Jaclyn Santos proves insufferable this challenge, whining about her cold and anything else she could think of, Miles ultimately sees the error in his ways and decides that mustard gas should not be created in a public studio space, while Abdi Farah mixes his black rocks found in the woods with some pigment, saying he’ll take “charcoal drawing to the next level”. He didn’t do it, but his Saltz dubbed “Palm Beach art fair” frame and drawing still managed to win this week’s show. I suspect it’s no coincidence that this academic figurative work meets almost every cliche of what “art” should look like.

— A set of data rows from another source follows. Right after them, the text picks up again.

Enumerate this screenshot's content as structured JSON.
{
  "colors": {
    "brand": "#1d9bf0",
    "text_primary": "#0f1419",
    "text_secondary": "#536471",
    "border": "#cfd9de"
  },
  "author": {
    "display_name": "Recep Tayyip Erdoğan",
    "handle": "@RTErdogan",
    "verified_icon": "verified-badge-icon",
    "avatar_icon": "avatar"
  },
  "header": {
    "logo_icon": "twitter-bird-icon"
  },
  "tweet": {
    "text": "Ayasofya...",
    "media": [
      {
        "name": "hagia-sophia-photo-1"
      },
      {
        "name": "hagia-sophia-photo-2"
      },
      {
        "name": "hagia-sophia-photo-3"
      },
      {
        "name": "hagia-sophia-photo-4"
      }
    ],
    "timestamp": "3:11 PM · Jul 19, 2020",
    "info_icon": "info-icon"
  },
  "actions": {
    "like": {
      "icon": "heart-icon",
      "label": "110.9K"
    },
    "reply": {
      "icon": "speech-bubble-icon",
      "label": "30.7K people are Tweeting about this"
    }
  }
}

Speaking of the expected, after Jaclyn sulked about not being able to cheat on her challenge by using work produced in off hours, she ended up getting eliminated with a set of photographic landscapes with a horizontal pole and a rock in the center as a horizon line. The pole as a compositional device showcased more imagination than we typically see from her, though I’m not sure why her piece needed two horizon lines. It’s not like her photographs didn’t already have one. As for the spat with her colleagues, Santos published a giant list of exceptions to the rules granted to others listed on her blog. Readers will have to forgive me for not buying the idea that being able to use a material not included in a particular challenge is equivalent to taking more time than all the other artists.
Leap mid-episode and Simon de Pury is dolling out his usual advice. “I wonder whether at that scale the piece will be powerful enough to impress the judges” de Pury tells Nicole Nadeau. This is the bias of an auctioneer who sells work for more the bigger it is and wouldn’t have been a solution even if Nadeau had been able to manage it. It would have just been a larger hippy air-fresher. I hate to say it, but she needed to start over.
Nearby Peregrine Honig took a slightly more original approach to nature, even if it was never resolved. I’m not a fan of tree people sculptures in general, but I at least enjoyed Honig’s initial description as “a really annoying teenaged mother nature”. This was unfortunately derailed after a critique with Simon de Pury and Miles’ poor idea that kids sneaking off into the woods would help the piece. Enter the bad illustration drawings. Next thing we see is a tree figure with more figures. They are mostly having sex, an insubstantial addition to a piece that clearly needed another couple of days in the studio.
Not until the crits do we meet this week’s guest judge Michele Oka Doner, an artist who’s career is marred by cliche work and representation by Marlborough Gallery Chelsea. Predictably, she loves Abdi’s work and offers up some of the most insubstantial feedback I’ve seen from a judge. “I looked at it and it’s really your heart and soul” Michele Oka Doner tells Farah. She doesn’t mention that his heart and soul offered up a very literal interpretation of baptism and rebirth.
As for the results, next week we’ll see the three solo shows of remaining contestants Miles, Peregrine and Abdi. Abdi should have been knocked out this week, but whatever. At least we don’t have to look at any more of Santos work.
THE REAL WINNER
Even if Miles didn’t produce his strongest work, it was still the best of the lot. It was a little over produced, but I liked that the problem of what how his materials would react was in question enough that it didn’t produce very interesting results. I am also comforted by the artist’s own reflections on the work. “Seeing the work I’m a little queasy. I’m really self-conscious about being young and to compensate for that I try to do as much as I can, and at a certain point it’s too much. If I make it into the finale I’m not going to make that mistake again.”
Like there was any question. Speaking of which, I look forward to seeing his show at the Brooklyn Museum.